→ DATA EXTRACTS:

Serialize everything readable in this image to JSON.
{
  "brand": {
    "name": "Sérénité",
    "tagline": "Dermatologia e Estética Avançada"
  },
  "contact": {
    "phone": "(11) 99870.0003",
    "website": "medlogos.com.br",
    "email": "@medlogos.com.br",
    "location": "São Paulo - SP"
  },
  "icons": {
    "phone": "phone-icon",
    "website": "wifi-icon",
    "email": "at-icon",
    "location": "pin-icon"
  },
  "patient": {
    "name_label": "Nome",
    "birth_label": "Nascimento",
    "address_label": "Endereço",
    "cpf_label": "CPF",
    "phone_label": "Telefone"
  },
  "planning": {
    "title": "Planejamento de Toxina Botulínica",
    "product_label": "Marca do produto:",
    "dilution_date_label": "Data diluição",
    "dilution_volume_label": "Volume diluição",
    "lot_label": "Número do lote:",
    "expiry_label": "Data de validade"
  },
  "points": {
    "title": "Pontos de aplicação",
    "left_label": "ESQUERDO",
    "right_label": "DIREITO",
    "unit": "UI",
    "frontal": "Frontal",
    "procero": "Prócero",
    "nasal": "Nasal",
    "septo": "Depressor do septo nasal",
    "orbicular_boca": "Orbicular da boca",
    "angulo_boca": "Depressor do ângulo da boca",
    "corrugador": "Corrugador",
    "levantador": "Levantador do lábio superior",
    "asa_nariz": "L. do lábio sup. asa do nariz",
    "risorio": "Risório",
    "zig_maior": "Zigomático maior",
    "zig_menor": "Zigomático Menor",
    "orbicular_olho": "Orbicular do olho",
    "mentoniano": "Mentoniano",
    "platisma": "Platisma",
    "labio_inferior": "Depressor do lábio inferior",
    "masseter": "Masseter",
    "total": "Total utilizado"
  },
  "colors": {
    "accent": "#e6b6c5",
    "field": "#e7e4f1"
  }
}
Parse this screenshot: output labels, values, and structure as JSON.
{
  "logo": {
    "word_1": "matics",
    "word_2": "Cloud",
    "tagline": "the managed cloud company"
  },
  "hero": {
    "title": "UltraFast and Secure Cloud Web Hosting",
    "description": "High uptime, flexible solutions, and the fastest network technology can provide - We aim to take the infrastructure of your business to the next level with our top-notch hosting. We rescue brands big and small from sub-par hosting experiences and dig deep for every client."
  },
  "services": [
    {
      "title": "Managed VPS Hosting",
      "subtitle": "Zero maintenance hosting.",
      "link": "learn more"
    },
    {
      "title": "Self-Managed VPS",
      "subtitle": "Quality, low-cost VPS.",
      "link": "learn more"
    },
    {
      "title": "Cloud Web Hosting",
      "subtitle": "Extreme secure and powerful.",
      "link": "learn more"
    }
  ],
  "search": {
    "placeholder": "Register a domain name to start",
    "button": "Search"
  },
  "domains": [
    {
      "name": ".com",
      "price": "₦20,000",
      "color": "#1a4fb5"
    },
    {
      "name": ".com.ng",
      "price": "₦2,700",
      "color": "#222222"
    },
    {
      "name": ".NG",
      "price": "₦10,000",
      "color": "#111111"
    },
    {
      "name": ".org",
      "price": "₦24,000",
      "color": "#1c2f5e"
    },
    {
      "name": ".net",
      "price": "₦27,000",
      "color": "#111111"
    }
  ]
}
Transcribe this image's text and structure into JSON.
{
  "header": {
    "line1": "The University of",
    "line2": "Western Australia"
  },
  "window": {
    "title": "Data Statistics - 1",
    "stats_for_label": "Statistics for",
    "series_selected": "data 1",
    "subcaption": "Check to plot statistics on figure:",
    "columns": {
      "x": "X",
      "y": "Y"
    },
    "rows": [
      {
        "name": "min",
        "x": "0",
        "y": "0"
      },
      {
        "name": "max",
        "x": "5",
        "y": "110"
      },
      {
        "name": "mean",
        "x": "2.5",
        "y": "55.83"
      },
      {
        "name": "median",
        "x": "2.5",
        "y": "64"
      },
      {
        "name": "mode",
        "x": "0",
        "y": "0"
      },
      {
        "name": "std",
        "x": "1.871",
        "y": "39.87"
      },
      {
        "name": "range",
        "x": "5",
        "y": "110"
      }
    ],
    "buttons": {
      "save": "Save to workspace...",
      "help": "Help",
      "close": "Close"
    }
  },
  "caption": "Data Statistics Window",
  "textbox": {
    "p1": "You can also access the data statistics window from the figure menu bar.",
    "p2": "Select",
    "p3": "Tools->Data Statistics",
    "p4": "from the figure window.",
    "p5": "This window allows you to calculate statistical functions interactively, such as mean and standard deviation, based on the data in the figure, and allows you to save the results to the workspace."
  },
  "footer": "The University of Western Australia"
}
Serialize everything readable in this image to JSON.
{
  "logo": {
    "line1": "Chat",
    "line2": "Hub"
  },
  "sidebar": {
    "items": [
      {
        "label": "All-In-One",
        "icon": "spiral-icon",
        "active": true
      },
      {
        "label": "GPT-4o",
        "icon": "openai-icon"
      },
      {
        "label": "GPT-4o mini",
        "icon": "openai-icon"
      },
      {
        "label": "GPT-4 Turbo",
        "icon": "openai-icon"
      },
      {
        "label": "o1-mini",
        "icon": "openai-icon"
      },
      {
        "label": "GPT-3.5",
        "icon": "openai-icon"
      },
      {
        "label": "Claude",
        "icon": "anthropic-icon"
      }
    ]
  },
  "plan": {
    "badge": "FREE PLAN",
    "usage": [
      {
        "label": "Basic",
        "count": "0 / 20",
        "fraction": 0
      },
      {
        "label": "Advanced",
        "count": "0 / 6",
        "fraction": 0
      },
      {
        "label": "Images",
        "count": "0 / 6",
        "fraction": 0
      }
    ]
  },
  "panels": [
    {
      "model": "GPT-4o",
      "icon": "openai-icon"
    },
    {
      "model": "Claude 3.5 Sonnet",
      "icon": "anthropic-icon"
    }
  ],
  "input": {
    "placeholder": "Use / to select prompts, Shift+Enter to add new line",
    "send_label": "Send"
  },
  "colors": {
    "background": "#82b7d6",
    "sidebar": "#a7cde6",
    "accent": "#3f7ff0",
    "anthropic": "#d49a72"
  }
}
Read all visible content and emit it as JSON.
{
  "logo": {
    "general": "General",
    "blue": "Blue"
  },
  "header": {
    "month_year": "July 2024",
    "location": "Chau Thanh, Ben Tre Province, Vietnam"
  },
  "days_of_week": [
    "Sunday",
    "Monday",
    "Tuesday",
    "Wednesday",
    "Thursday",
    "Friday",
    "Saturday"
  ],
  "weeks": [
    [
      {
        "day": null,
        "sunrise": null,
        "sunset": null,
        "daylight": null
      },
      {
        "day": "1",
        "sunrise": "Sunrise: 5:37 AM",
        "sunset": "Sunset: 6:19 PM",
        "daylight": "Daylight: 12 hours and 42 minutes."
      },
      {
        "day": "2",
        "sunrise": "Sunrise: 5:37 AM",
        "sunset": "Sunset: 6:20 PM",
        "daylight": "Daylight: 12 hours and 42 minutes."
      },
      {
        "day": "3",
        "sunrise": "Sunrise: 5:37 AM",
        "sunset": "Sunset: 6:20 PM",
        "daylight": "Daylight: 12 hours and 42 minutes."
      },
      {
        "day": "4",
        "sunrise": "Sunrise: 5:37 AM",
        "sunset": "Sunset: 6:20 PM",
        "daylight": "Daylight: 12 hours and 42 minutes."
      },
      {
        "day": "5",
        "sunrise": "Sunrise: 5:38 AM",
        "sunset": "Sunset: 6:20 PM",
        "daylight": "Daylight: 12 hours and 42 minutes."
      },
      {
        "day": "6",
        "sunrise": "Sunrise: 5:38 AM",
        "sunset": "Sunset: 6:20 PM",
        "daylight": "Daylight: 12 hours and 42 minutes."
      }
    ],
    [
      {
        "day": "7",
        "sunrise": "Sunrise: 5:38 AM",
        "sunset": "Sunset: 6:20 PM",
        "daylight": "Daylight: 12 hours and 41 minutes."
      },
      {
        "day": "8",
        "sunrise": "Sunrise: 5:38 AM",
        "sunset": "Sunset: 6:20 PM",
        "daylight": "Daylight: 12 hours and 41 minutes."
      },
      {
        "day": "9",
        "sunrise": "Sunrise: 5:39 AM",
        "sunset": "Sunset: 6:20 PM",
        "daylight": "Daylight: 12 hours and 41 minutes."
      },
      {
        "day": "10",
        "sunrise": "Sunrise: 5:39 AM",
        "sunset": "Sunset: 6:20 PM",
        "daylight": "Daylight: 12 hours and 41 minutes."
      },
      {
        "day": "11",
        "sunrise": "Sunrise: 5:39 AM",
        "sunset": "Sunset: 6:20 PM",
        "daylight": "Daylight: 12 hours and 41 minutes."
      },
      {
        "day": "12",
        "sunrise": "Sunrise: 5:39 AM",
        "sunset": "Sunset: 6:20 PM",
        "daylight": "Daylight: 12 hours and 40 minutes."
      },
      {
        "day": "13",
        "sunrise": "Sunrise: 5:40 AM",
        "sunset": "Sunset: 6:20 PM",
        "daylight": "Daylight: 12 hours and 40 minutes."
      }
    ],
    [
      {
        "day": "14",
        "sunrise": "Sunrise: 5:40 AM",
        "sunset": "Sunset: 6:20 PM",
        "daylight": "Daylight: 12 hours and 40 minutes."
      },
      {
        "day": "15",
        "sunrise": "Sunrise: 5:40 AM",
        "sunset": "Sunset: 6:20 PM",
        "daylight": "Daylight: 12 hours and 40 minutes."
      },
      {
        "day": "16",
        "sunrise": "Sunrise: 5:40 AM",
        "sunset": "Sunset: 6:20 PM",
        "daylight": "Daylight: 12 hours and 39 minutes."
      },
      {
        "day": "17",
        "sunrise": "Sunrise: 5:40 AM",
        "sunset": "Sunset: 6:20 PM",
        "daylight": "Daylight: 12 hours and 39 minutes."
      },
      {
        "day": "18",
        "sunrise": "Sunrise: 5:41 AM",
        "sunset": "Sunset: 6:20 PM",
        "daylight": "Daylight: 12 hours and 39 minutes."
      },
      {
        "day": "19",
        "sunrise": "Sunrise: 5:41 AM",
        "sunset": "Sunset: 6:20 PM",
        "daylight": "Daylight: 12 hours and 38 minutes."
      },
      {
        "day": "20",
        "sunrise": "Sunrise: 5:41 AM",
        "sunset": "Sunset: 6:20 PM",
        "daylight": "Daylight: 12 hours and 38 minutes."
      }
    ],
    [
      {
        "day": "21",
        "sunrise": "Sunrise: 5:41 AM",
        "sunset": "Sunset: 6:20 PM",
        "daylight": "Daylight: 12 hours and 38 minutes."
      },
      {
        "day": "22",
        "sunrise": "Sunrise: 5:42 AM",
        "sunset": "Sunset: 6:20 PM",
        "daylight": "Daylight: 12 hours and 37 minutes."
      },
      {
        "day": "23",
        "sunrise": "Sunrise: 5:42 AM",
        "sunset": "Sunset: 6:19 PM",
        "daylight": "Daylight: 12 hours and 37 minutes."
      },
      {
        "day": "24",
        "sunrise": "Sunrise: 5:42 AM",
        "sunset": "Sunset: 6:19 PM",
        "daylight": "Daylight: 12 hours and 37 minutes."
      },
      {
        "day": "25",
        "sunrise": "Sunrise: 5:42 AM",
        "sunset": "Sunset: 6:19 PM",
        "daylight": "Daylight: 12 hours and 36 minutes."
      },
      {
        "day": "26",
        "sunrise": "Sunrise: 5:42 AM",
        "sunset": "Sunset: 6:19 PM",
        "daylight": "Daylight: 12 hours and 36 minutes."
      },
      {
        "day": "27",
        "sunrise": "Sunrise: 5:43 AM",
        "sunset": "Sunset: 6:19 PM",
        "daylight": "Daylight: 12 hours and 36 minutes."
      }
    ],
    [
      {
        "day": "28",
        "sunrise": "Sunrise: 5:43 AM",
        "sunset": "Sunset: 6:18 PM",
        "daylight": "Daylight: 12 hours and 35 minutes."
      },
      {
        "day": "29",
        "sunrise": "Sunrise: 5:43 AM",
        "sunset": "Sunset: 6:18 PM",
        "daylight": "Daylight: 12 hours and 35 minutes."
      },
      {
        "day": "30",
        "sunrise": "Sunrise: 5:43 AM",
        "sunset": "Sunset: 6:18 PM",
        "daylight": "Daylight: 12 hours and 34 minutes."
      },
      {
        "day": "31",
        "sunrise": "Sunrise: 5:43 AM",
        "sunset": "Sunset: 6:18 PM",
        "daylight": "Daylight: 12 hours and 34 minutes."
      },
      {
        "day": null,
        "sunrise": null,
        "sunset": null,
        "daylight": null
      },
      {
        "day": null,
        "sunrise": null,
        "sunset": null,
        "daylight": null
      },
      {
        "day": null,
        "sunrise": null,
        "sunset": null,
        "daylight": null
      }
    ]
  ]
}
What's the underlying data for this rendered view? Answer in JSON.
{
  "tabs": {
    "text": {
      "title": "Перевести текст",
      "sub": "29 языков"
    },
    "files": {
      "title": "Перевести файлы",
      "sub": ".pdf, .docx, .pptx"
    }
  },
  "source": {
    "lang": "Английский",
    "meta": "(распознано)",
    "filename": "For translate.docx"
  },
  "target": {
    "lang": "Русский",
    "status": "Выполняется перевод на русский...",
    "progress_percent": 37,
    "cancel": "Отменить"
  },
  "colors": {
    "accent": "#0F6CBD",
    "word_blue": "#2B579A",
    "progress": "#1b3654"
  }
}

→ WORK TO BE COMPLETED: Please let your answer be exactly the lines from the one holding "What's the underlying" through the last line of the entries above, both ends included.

→ ANSWER FOR THIS EXERCISE:
What's the underlying data for this rendered view? Answer in JSON.
{
  "tabs": {
    "text": {
      "title": "Перевести текст",
      "sub": "29 языков"
    },
    "files": {
      "title": "Перевести файлы",
      "sub": ".pdf, .docx, .pptx"
    }
  },
  "source": {
    "lang": "Английский",
    "meta": "(распознано)",
    "filename": "For translate.docx"
  },
  "target": {
    "lang": "Русский",
    "status": "Выполняется перевод на русский...",
    "progress_percent": 37,
    "cancel": "Отменить"
  },
  "colors": {
    "accent": "#0F6CBD",
    "word_blue": "#2B579A",
    "progress": "#1b3654"
  }
}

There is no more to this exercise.